_Material for the task:_
....

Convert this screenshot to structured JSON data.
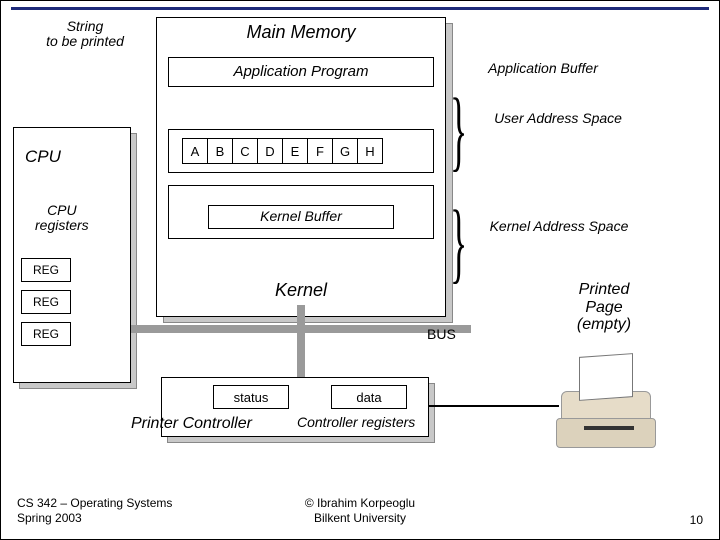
{
  "labels": {
    "string_to_print": "String\nto be printed",
    "main_memory": "Main Memory",
    "application_buffer": "Application Buffer",
    "application_program": "Application Program",
    "user_addr_space": "User Address Space",
    "kernel_buffer": "Kernel Buffer",
    "kernel_addr_space": "Kernel Address Space",
    "kernel": "Kernel",
    "cpu": "CPU",
    "cpu_registers": "CPU\nregisters",
    "reg1": "REG",
    "reg2": "REG",
    "reg3": "REG",
    "bus": "BUS",
    "status": "status",
    "data": "data",
    "printer_controller": "Printer Controller",
    "controller_registers": "Controller registers",
    "printed_page": "Printed\nPage\n(empty)"
  },
  "buffer_cells": [
    "A",
    "B",
    "C",
    "D",
    "E",
    "F",
    "G",
    "H"
  ],
  "footer": {
    "left": "CS 342 – Operating Systems\nSpring 2003",
    "center": "© Ibrahim Korpeoglu\nBilkent University",
    "slide": "10"
  }
}
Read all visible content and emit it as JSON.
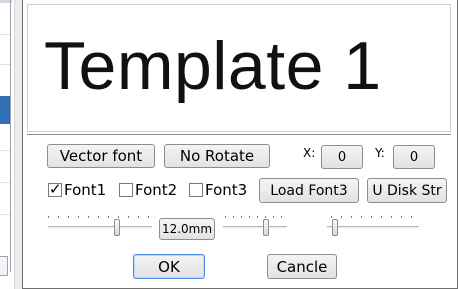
{
  "preview": {
    "text": "Template 1"
  },
  "toolbar": {
    "font_type_label": "Vector font",
    "rotate_label": "No Rotate",
    "x_label": "X:",
    "x_value": "0",
    "y_label": "Y:",
    "y_value": "0"
  },
  "fonts": {
    "font1": {
      "label": "Font1",
      "checked": true
    },
    "font2": {
      "label": "Font2",
      "checked": false
    },
    "font3": {
      "label": "Font3",
      "checked": false
    },
    "load_font3_label": "Load Font3",
    "udisk_label": "U Disk Str"
  },
  "size": {
    "value_label": "12.0mm"
  },
  "actions": {
    "ok_label": "OK",
    "cancel_label": "Cancle"
  }
}
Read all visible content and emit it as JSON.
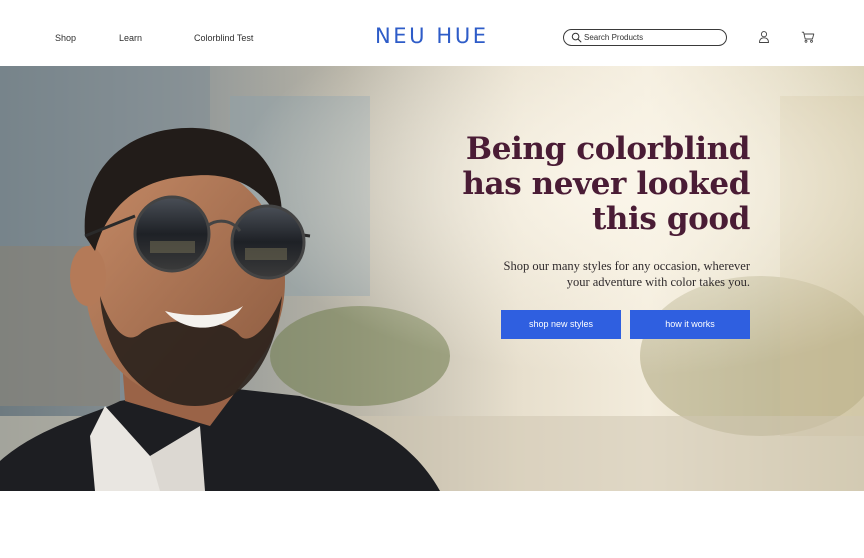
{
  "header": {
    "nav": {
      "shop": "Shop",
      "learn": "Learn",
      "colorblind_test": "Colorblind Test"
    },
    "logo": "NEU HUE",
    "search": {
      "placeholder": "Search Products",
      "value": ""
    },
    "icons": {
      "account": "user-icon",
      "cart": "cart-icon",
      "search": "search-icon"
    }
  },
  "hero": {
    "headline": [
      "Being colorblind",
      "has never looked",
      "this good"
    ],
    "subtext_lines": [
      "Shop our many styles for any occasion, wherever",
      "your adventure with color takes you."
    ],
    "buttons": {
      "primary": "shop new styles",
      "secondary": "how it works"
    }
  },
  "colors": {
    "accent": "#2f5fe0",
    "logo": "#2e5cc8",
    "headline": "#4a1c35"
  }
}
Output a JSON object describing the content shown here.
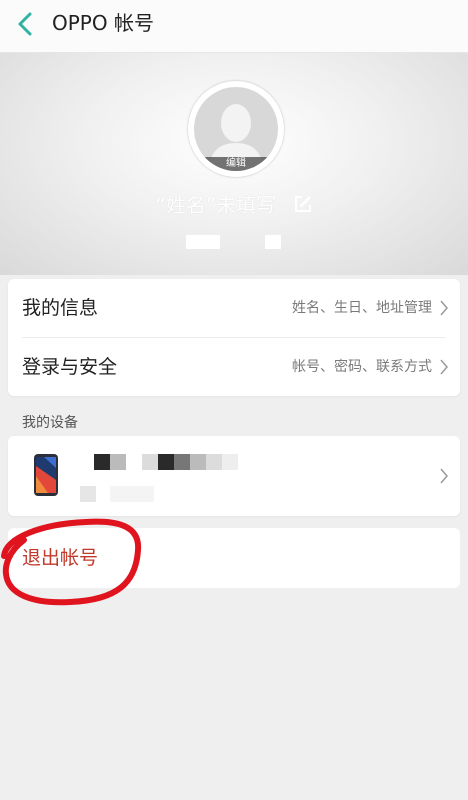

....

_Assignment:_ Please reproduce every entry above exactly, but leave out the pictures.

_Response below:_
Convert this screenshot to structured JSON data.
{
  "labels": {
    "string_to_print": "String\nto be printed",
    "main_memory": "Main Memory",
    "application_buffer": "Application Buffer",
    "application_program": "Application Program",
    "user_addr_space": "User Address Space",
    "kernel_buffer": "Kernel Buffer",
    "kernel_addr_space": "Kernel Address Space",
    "kernel": "Kernel",
    "cpu": "CPU",
    "cpu_registers": "CPU\nregisters",
    "reg1": "REG",
    "reg2": "REG",
    "reg3": "REG",
    "bus": "BUS",
    "status": "status",
    "data": "data",
    "printer_controller": "Printer Controller",
    "controller_registers": "Controller registers",
    "printed_page": "Printed\nPage\n(empty)"
  },
  "buffer_cells": [
    "A",
    "B",
    "C",
    "D",
    "E",
    "F",
    "G",
    "H"
  ],
  "footer": {
    "left": "CS 342 – Operating Systems\nSpring 2003",
    "center": "© Ibrahim Korpeoglu\nBilkent University",
    "slide": "10"
  }
}
Read all visible content and emit it as JSON.
{
  "preview": {
    "text": "Template 1"
  },
  "toolbar": {
    "font_type_label": "Vector font",
    "rotate_label": "No Rotate",
    "x_label": "X:",
    "x_value": "0",
    "y_label": "Y:",
    "y_value": "0"
  },
  "fonts": {
    "font1": {
      "label": "Font1",
      "checked": true
    },
    "font2": {
      "label": "Font2",
      "checked": false
    },
    "font3": {
      "label": "Font3",
      "checked": false
    },
    "load_font3_label": "Load Font3",
    "udisk_label": "U Disk Str"
  },
  "size": {
    "value_label": "12.0mm"
  },
  "actions": {
    "ok_label": "OK",
    "cancel_label": "Cancle"
  }
}
Read all visible content and emit it as JSON.
{
  "header": {
    "nav": {
      "shop": "Shop",
      "learn": "Learn",
      "colorblind_test": "Colorblind Test"
    },
    "logo": "NEU HUE",
    "search": {
      "placeholder": "Search Products",
      "value": ""
    },
    "icons": {
      "account": "user-icon",
      "cart": "cart-icon",
      "search": "search-icon"
    }
  },
  "hero": {
    "headline": [
      "Being colorblind",
      "has never looked",
      "this good"
    ],
    "subtext_lines": [
      "Shop our many styles for any occasion, wherever",
      "your adventure with color takes you."
    ],
    "buttons": {
      "primary": "shop new styles",
      "secondary": "how it works"
    }
  },
  "colors": {
    "accent": "#2f5fe0",
    "logo": "#2e5cc8",
    "headline": "#4a1c35"
  }
}
Output a JSON object describing the content shown here.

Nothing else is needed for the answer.